Support TheOneRing.net - A not for profit fan community!
Join us in our 24 Hour Chatroom!
LEGO Lord of the Rings Collection
Daggers of Tauriel

News Alerts

Get emailed with every new post!

Weekly Newsletter

Select a list:

Extended DVD Review – Jeff

November 7, 2002 at 5:18 pm by leo  - 

I saw the extended DVD edition last night in Chicago on the big screen.

I read somewhere that the extended DVD is in some ways a different movie than the original theatrical version. That is very true. The original theatrical version forsakes some characterization for a streamlined plot. Many of the extended DVD version’s new and extended scenese added to characterization. We especially get “new” scenes that add to the characterization of Aragon, Gimli, Bilbo, Boromir, Galadriel, and Celeborn. Celeborn actually gets more than one line! He is even the one who gives the Fellowship their elven cloaks and their boats, so that they can outrun orcs that are after them. The whole Lothlorien scene has much new material added in, so that it is much closer to the book. Galadriel no longer seems so mysterious and perhaps sinister. We now get to see her more caring and lighter side, especially in the gift giving scenes and in her greeting the Fellowship. we even get to see Nenya during the mirror scene, when she tells Frodo to bear a ring of power is to be alone. We get to see wonderful interaction between her and Gimli, both when she first greets the Fellowship and when she bestows her gifts (Merry and Pippin get daggers, Sam gets the rope, she talks to Aragon about Arwen, Legolas gets a bow). In fact, Gimli’s characterization is also much improved. Before, I felt like he was just a stock character. Now he is rounded, with more lines throughout the movie. Lothlorien itself now feels more like a sanctuary than a mysterious, dangerous forest. The other major changes are in Hobbiton, with the opening scene being very much different– Bilbo writing his book and talking about Hobbits, with humorous scenes of Hobbits interspersed, including a Hobbit getting wax out of his ear, and a snippet of Sam gardening. Though, for some reason I can’t touch upon, I liked the theatrical version’s opening better. We also get to see Bilbo’s dread of the Sackville-Bagginses in this opening scene and during the party. There is also much more interaction of Bilbo with the guests at the party, as well as a humorous scene between him and Frodo at the party. We also get to see the Gaffer, Sam, Frodo, Pippin, Merry, and Rosie at a pub. Though I didn’t really feel that scene added that much. In fact, I felt there was a little too much humor added into the Hobbiton scenes now.

There is a wonderful scene when Frodo and Sam first set out on their journey when they see Wood Elves going to the Grey Havens, and Sam mentions how it makes him sad and mentions the towers near the see. Great foreshadowing of Arwen’s plight and the plight of the Elves, and maybe even of Frodo leaving at the end of the books. We also get to see good interaction between Sam and Frodo when Sam tries to go to sleep on the ground under a tree and says he can’t. This is another instance where we see the very close relationship between Sam and Frodo. Although, no place do we outright hear that Sam is Frodo’s gardener.

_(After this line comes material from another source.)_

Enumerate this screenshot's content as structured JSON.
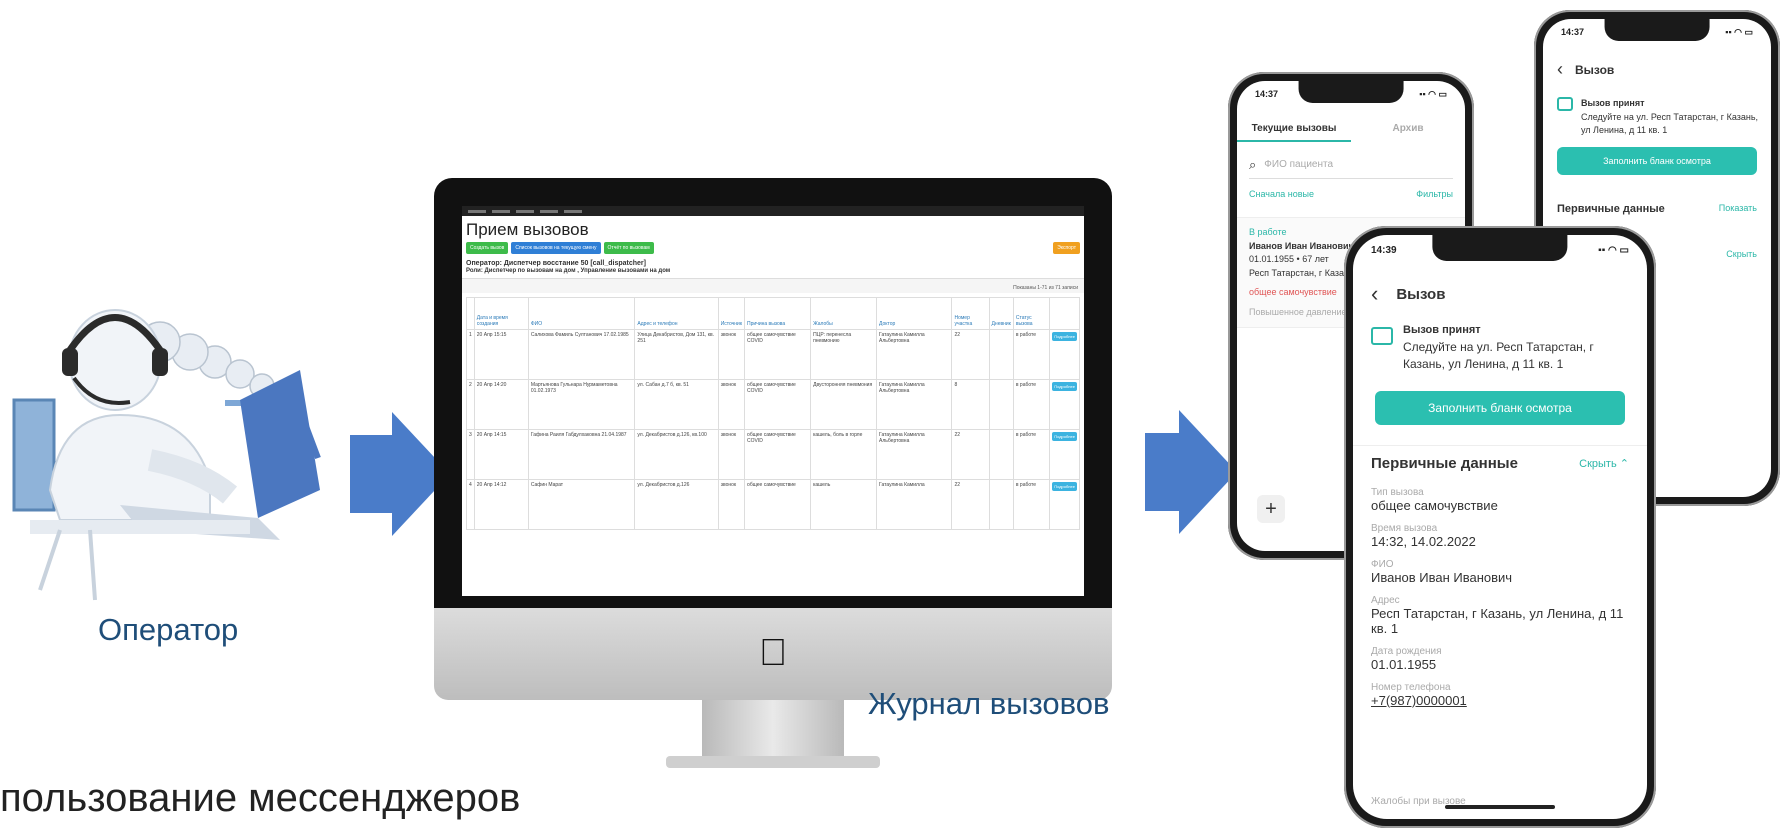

The journey from when we first meet the Black Riders/Nazgul to Bree is pretty much the same. There are a few more lines at Bree here and there, but things are pretty much the same there.

There is more to the fight scenes with the troll in Moria and to the fight scene at the breaking of the Fellowship at Amon Hen. There are also new lines at the gates of Moria, with a funny exchange between Legolas and Gimli and between Gandalf and Pippin.

We also learn that the riches of Moria was mithril, which makes Frodo’s wearing a mithril coat much more meaningful. Gandalf even says that Bilbo’s mithril coat was worth more than the whole Shire.

There is much more of Boromir’s temptation by the ring, beginning with a new scene at the Council of Elrond, in which he almost takes the ring until Gandalf utters the Black Speech. Boromir seems much more sinister and tortured in this version. I really felt like he was a traitor in the midst of the Fellowship.

There is even more characterization of Gollumhttp://theonering.net/movie/char/smeagol.html. Gandalf tells us that his real name is Smeagol and that he has been tormented by the Ring. And we get to see that Gollumhttp://theonering.net/movie/char/smeagol.html followed the Fellowship down the Anduin, when the Fellowship makes a stop for the night.

We get more background on Aragon, seeing him at his mother’s grave in Rivendell, his interaction over Arwen with Galadriel in the Lothlorien gift-giving scene, his singing of Luthien and Beren after passing through the Midgewater Marshes.

There are many more humorous lines here and there throughout.

In some ways I liked the theatrical version better, with the much more streamlined plot, but in some ways I liked this one better, with much more characterization. In short, buy both DVDs.

Jeff

Posted in Old Special Reports on November 7, 2002 by

Comments are closed.